▶ _Available data_:
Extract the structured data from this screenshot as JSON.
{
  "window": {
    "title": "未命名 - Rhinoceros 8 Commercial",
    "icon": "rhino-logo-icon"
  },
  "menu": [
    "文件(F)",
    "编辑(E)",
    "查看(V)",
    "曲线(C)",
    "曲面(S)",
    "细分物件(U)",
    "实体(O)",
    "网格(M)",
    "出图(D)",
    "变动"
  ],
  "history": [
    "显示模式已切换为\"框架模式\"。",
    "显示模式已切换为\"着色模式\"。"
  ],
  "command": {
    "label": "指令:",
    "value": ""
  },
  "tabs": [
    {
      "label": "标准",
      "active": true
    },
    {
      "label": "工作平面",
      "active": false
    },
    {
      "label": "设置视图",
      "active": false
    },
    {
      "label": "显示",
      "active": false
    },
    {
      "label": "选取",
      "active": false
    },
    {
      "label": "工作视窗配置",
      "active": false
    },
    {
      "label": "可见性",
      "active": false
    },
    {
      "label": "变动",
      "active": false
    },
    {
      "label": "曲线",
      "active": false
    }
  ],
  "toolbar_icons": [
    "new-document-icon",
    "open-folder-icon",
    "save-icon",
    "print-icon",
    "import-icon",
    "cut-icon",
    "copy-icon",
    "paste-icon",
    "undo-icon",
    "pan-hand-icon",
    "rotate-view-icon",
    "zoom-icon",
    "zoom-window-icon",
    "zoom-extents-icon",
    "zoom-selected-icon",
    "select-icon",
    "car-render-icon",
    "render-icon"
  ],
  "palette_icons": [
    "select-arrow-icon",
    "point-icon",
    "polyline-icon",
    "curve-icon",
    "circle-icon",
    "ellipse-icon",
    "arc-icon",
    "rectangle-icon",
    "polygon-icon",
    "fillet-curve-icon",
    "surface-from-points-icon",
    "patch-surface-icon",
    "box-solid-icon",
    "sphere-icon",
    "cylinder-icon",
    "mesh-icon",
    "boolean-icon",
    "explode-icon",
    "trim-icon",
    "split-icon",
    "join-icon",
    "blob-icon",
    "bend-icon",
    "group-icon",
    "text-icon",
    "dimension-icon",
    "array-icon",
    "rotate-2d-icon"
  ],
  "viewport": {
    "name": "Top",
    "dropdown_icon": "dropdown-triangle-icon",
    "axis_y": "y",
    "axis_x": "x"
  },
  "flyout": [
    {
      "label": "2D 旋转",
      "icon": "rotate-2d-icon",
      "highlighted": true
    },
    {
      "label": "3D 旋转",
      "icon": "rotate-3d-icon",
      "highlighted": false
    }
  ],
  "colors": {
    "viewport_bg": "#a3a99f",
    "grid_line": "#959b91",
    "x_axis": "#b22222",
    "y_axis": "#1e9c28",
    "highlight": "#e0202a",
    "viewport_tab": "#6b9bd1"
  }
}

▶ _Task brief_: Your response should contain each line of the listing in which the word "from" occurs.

▶ _Task response_:
Extract the structured data from this screenshot as JSON.
    "surface-from-points-icon",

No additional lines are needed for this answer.